There is a prevailing notion in my school, one that is pretty inaccurate and a little funny. It is that I am a busy person.
Teaching in Canada, especially homeroom, is harried. You generally look like a headless chicken on your best day, and maybe a little like you are on fire and covered in bees the rest of the time because you are constantly sprinting from one thing to the next, all with a fleet of 20+ children or adolescents in your wake. You need to teach them science and get them to swim class, and also include music somehow in all of their lessons, make a call to child services, rewrite a dozen IEPs, begin logging their grades into the report cards, start setting up interviews with parents, eat lunch, do recess duty, and single-handedly write, produce, and direct the school play, and it has to all be done within twenty seconds ago. As a student teacher, I actually came to dread evenings and weekends. The time I wasn’t actively teaching I was planning on what I would be teaching next.
As an English teacher in Korea, I have free time. Oodles of it. Eons of it. I could do the work given to me twice-over every week and still clock out on time on a daily basis. Teaching the same lessons dozens of times certainly helps, and doing the same subject for this long now has left me a pretty deep well of activities to draw from. Thus I have a lot of downtime (and blogging time, clearly).
Other teachers seem to not be aware of this. When they approach me, they always ask a careful, plaintive, “Are you busy?” I wondered if this was politeness, dropping a phrase they know is a gentle conversation starter in English. But some will ask me in Korean, and genuinely check if I have free time. When I am summoned for some task that will take me far from my desk, they always look pained, as though I will respond with deep, great umbrage at their requests. “I am so sorry to disturb you. I know your work is of the greatest importance,” their eyes seem to say.
I can maybe understand the misinterpretation. Circumstance gives some of my fellow foreign compatriots much more work than I have. And Korean teachers are always busy.

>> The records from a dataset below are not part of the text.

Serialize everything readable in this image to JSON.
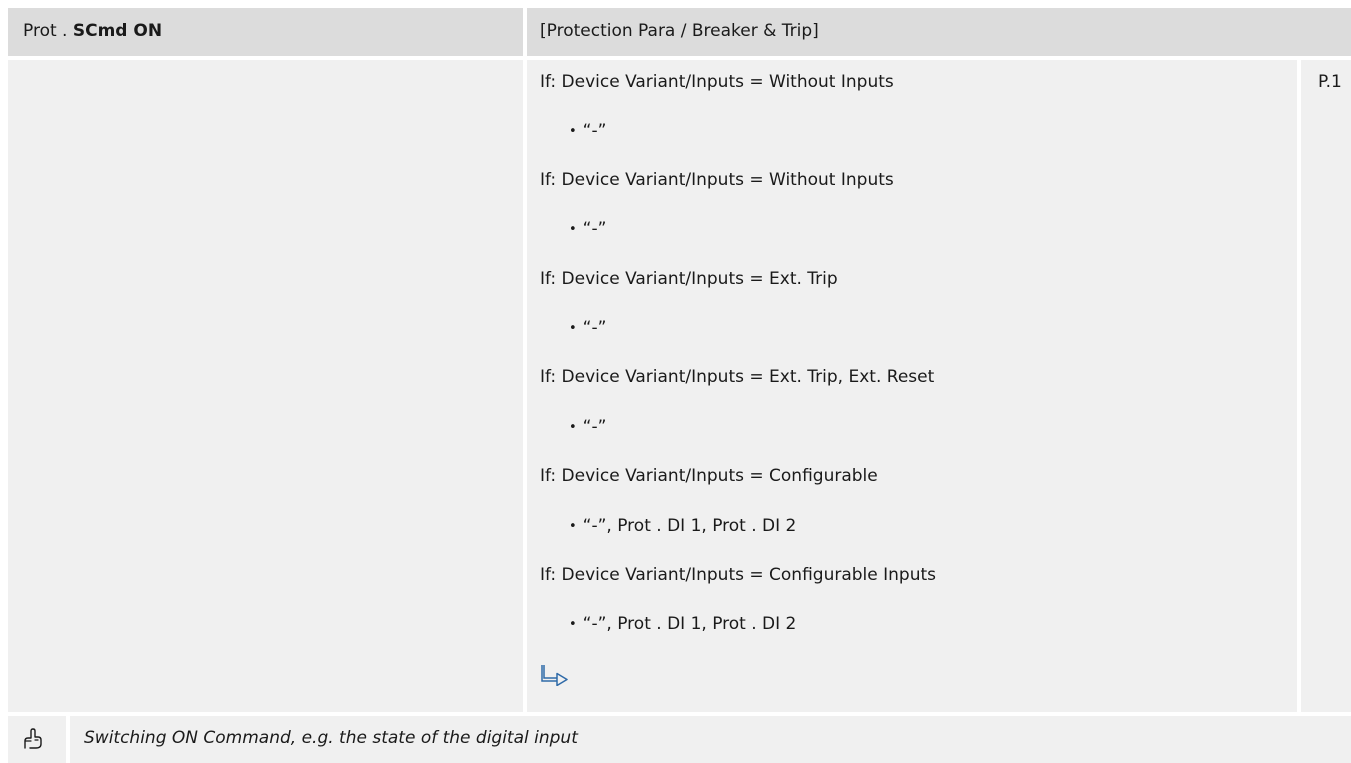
{
  "header": {
    "module": "Prot",
    "separator": ".",
    "parameter": "SCmd ON",
    "menu_path": "[Protection Para / Breaker & Trip]"
  },
  "page_ref": "P.1",
  "conditions": [
    {
      "text": "If: Device Variant/Inputs = Without Inputs",
      "option": "“-”"
    },
    {
      "text": "If: Device Variant/Inputs = Without Inputs",
      "option": "“-”"
    },
    {
      "text": "If: Device Variant/Inputs = Ext. Trip",
      "option": "“-”"
    },
    {
      "text": "If: Device Variant/Inputs = Ext. Trip, Ext. Reset",
      "option": "“-”"
    },
    {
      "text": "If: Device Variant/Inputs = Configurable",
      "option": "“-”, Prot . DI 1, Prot . DI 2"
    },
    {
      "text": "If: Device Variant/Inputs = Configurable Inputs",
      "option": "“-”, Prot . DI 1, Prot . DI 2"
    }
  ],
  "bullet": "•",
  "icons": {
    "reference_arrow": "reference-arrow-icon",
    "description": "hand-pointer-icon"
  },
  "description": "Switching ON Command, e.g. the state of the digital input",
  "colors": {
    "header_bg": "#dcdcdc",
    "cell_bg": "#f0f0f0",
    "link_blue": "#2f6aa8"
  }
}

When they’re not teaching, the educational bureaucracy is so dense and robust that they basically drown in paper-work for untold hours of their days. But, being unable to adequately interpret most of the paperwork, I am exempt. I am exempt from the meetings. I am exempt from the discussions (including those discussions about English teaching and English planning, but that’s a whole separate kettle of fish).

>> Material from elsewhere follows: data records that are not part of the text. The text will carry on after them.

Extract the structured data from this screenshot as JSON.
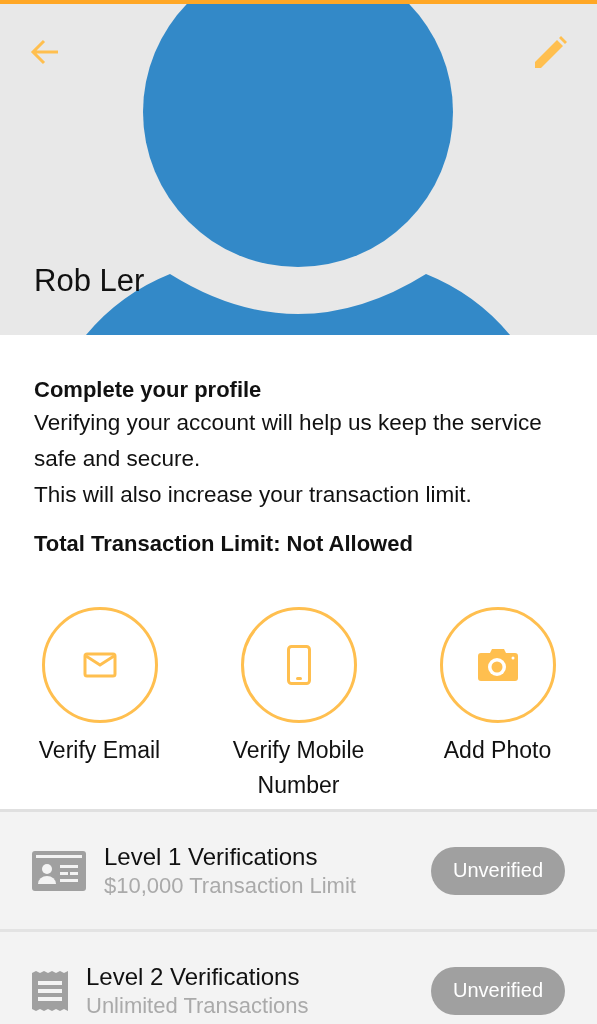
{
  "header": {
    "name": "Rob Ler"
  },
  "profile": {
    "title": "Complete your profile",
    "lines": [
      "Verifying your account will help us keep the service safe and secure.",
      "This will also increase your transaction limit."
    ],
    "limit": "Total Transaction Limit: Not Allowed"
  },
  "actions": [
    {
      "kind": "email",
      "label": "Verify Email"
    },
    {
      "kind": "mobile",
      "label": "Verify Mobile Number"
    },
    {
      "kind": "photo",
      "label": "Add Photo"
    }
  ],
  "levels": [
    {
      "kind": "id",
      "title": "Level 1 Verifications",
      "subtitle": "$10,000 Transaction Limit",
      "status": "Unverified",
      "verified": false
    },
    {
      "kind": "receipt",
      "title": "Level 2 Verifications",
      "subtitle": "Unlimited Transactions",
      "status": "Unverified",
      "verified": false
    }
  ]
}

Thus people approach me gently and ask if I’m busy. As they do, I’ll usually minimize the youtube video, stop typing up blogposts, and join them in whatever it is they want, as I’d already finished my actual work ages ago. I come off looking like I’m accommodating, when really I’m just feckless.